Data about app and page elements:

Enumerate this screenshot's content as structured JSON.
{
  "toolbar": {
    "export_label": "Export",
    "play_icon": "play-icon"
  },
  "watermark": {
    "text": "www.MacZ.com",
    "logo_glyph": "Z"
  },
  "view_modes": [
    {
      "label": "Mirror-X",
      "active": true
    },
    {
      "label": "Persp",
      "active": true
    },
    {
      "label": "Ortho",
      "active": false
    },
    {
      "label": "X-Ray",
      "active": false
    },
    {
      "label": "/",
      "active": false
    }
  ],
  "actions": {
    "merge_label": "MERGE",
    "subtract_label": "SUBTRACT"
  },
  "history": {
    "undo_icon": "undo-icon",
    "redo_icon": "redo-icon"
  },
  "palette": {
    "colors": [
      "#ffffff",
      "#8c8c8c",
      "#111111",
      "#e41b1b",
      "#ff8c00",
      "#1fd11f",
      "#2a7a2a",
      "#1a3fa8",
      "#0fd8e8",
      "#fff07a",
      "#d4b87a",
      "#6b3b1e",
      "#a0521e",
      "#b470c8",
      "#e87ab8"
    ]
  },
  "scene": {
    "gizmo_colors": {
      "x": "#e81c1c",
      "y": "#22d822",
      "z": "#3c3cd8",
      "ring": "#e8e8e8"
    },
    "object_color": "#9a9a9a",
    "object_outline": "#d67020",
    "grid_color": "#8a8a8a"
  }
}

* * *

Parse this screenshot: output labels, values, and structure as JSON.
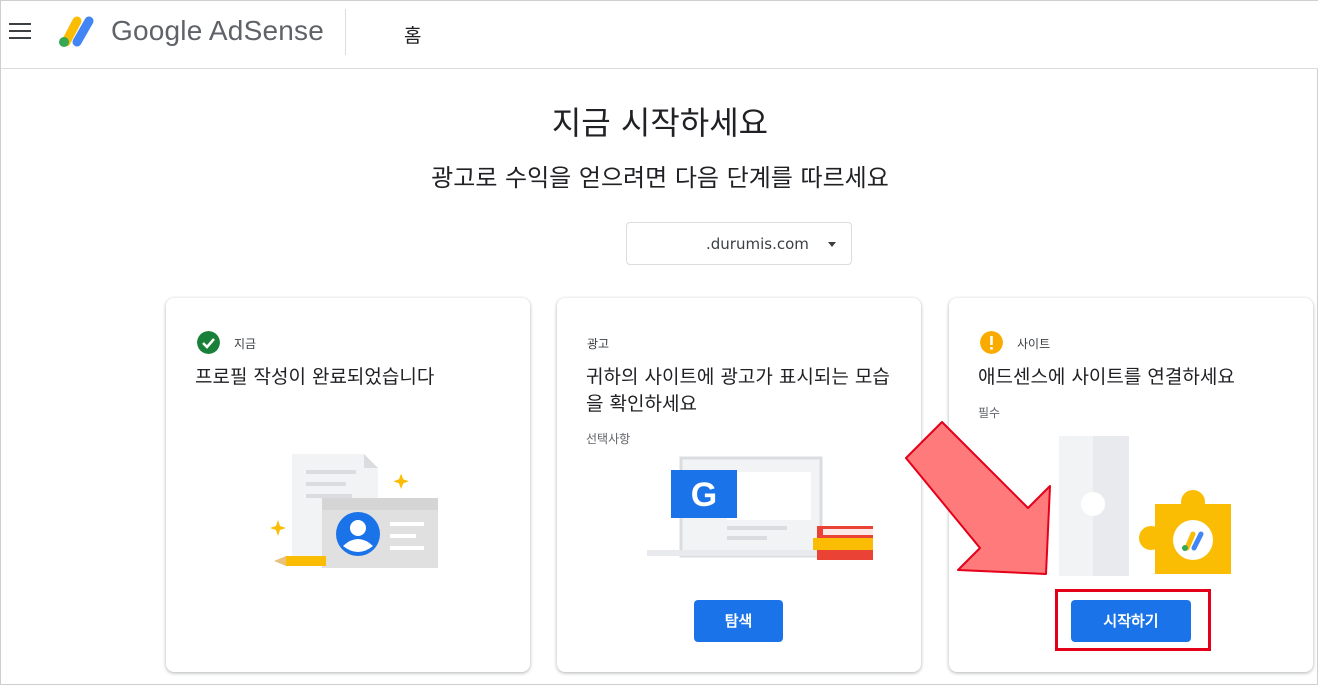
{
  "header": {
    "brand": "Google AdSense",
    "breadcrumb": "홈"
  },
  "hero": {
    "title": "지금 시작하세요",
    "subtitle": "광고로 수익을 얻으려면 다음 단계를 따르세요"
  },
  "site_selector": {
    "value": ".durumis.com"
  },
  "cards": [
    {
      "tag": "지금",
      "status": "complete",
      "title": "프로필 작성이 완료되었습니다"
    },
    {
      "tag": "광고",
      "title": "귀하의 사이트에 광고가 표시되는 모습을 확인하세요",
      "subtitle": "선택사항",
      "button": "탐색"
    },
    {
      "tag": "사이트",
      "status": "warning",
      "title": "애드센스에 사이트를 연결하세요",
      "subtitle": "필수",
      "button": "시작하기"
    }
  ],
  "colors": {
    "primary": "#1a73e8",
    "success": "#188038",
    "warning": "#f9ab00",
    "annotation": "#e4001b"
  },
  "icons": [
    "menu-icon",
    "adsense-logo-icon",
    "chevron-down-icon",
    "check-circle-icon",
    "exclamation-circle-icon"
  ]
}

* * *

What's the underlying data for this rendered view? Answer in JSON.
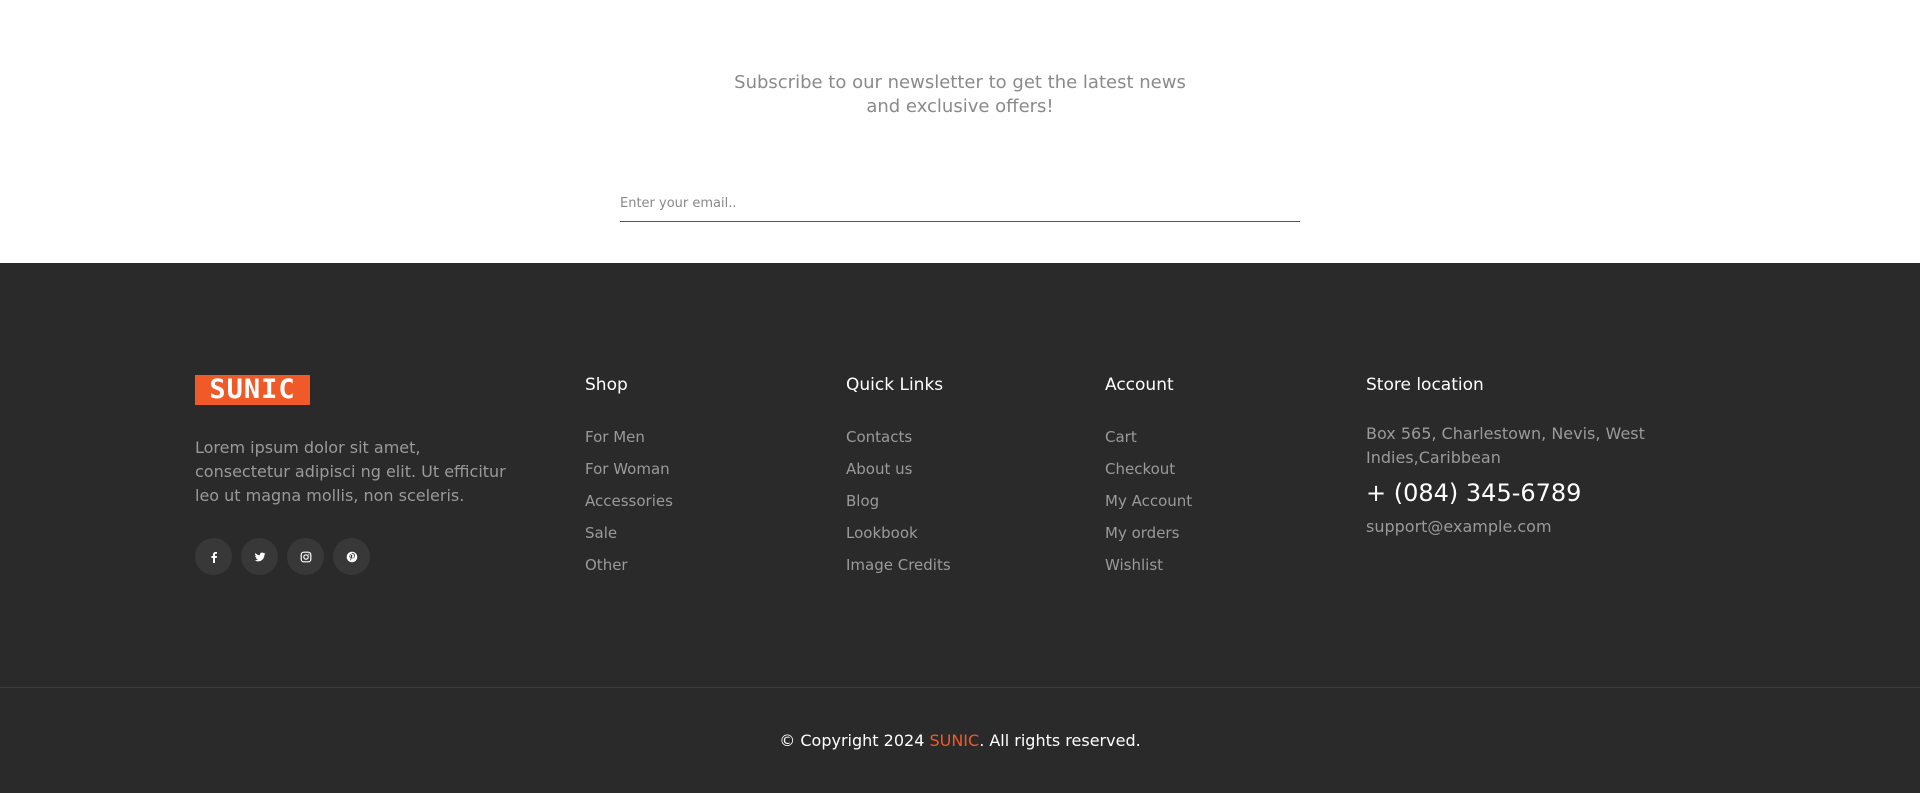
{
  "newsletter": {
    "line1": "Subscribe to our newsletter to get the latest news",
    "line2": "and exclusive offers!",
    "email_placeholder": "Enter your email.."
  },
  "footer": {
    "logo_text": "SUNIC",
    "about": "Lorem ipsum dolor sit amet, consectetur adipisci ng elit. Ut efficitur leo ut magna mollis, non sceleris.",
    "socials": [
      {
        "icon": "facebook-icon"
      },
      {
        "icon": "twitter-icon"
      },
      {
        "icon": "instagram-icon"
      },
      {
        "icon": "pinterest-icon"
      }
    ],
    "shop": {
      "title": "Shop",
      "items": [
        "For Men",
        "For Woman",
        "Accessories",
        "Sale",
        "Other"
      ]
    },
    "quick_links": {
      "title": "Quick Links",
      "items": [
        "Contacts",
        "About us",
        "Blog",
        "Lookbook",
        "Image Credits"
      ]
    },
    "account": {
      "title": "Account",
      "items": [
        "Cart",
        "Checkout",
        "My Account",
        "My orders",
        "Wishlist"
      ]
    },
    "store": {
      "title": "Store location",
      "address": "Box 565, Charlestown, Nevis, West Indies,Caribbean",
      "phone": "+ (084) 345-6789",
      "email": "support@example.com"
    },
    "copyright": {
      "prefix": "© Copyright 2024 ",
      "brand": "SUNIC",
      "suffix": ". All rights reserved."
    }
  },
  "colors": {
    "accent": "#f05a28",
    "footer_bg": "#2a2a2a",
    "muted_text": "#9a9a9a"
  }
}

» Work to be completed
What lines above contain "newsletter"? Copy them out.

» Task solution
  "newsletter": {
    "line1": "Subscribe to our newsletter to get the latest news",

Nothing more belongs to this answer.